Here are three claims upheld by the U.S. District Court, as quoted from the decision that could cost Vonage $58 million:
“6. A method as in claim 1, wherein the public packet data communication network is a packet switched network.
“7. A method as in claim 6, wherein the packet switched network comprises a system of interlinked data networks using TCP/IP protocol.
“8. A method as in claim 7, wherein the system of interlinked data networks comprises the Internet.”
Look closely at what those supposedly valid claims describe. A public packet data communications network? A network using TCP/IP? Interlinked data networks? Verizon has patented the Internet. (Now Al Gore can breathe a sigh of relief.) Heaven help us if those are upheld.

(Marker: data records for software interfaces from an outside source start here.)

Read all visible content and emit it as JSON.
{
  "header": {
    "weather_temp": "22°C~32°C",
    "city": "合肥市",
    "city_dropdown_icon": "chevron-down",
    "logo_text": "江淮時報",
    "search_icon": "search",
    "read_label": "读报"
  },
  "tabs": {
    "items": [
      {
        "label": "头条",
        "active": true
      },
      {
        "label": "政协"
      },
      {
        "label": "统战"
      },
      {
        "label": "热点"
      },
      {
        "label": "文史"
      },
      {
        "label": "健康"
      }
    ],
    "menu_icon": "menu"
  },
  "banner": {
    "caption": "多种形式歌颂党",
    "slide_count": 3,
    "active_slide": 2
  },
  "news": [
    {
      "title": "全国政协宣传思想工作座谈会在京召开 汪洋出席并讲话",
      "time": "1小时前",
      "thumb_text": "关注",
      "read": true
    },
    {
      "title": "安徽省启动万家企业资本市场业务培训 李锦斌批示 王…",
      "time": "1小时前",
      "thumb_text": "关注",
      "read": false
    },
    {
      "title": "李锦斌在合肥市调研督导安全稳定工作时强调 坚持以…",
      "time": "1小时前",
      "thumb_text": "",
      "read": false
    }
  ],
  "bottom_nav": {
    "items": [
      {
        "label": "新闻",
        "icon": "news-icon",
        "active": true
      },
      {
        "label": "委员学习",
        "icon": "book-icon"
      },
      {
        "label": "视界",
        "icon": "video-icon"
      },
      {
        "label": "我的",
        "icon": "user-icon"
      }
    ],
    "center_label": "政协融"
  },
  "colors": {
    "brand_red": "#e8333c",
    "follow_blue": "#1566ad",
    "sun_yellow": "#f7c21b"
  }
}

According to Tier1 analyst Daniel Berninger, some of Verizon's claims are an attempt to patent an open standard, as in the occurrence of a computer receiving a request for a telephone call translates the request into a telephone number. In a post on GigaOM, Berninger called the patents “generic and ambiguous.”
Some of these “patents” go back to the late 1997, predating the 2001 creation of Vonage. Why is Verizon suing now? Here's a clue fromVerizon's annual report to the Securities and Exchange Commission described the company's competitive position:
“We face significant competition in our industry. The rapid development of new technologies, services and products has eliminated the traditional lines between local, long distance, wireless, cable and Internet communication services and brought new competitors to our markets, including other telephone companies, cable companies, wireless service providers, satellite providers, electric utilities, and providers of VoIP services. While these changes have enabled us to offer new types of services, they have also allowed other service providers to broaden the scope of their own competitive offerings.”
As Gigi told the New York Times, “I think Verizon is pulling out all the stops to put Vonage out of business.”
Earl Comstock, president of Comptel, which represents competitive telephone companies, expressed the same view in a Washington Post story: “This isn't about protecting their patents. It's about crushing their competitors.”
The bad behavior is more than Verizon's patent suit. It's also AT&T shutting down a free conference-call service over an access-charge dispute. It's easy to get lost in the technical weeds, but James Granelli at the L.A. Times captured the essence: “A legal fight involving two Southern California companies and AT&T Inc. is exposing an ominous reality: Phone companies say they can decide whom their customers can't call.”
The Federal Communications Commission has received more than 1,000 complaints about calls to services like Freeconference.com being blocked, the Times reported. Instead of using these low-cost services, consumers are then steered to the higher priced services offered by AT&T and others. Freeconference.com and others use phone numbers offered by rural telephone calls as the basis for their conferencing systems. AT&T has said that arrangement costs it money.
Small competitive carriers that benefit from the arrangement, like Great Lakes Communications in Spencer, IA, take a different view. Non-profit groups depend on companies like Great Lakes, the company said, while AT&T, Qwest and Sprint are angry at the loss of business. http://blog.glccom.com/. Freeconference.com responded with an antitrust suit against AT&T, and may pursue other actions as well.
So, to recap, we have Verizon claiming a patent on the Internet, and AT&T and Qwest (and Sprint-Nextel) claiming the right to block calls instead of settling access charge disputes. They have since backed off, but there's no guarantee it won't happen again.
For those of us who want a Net Neutrality policy, the old adage is true: You're not paranoid if they really are after you. Or, to put it in context of the 100-year history of anticompetitive behavior by the phone industry: Genetics wins.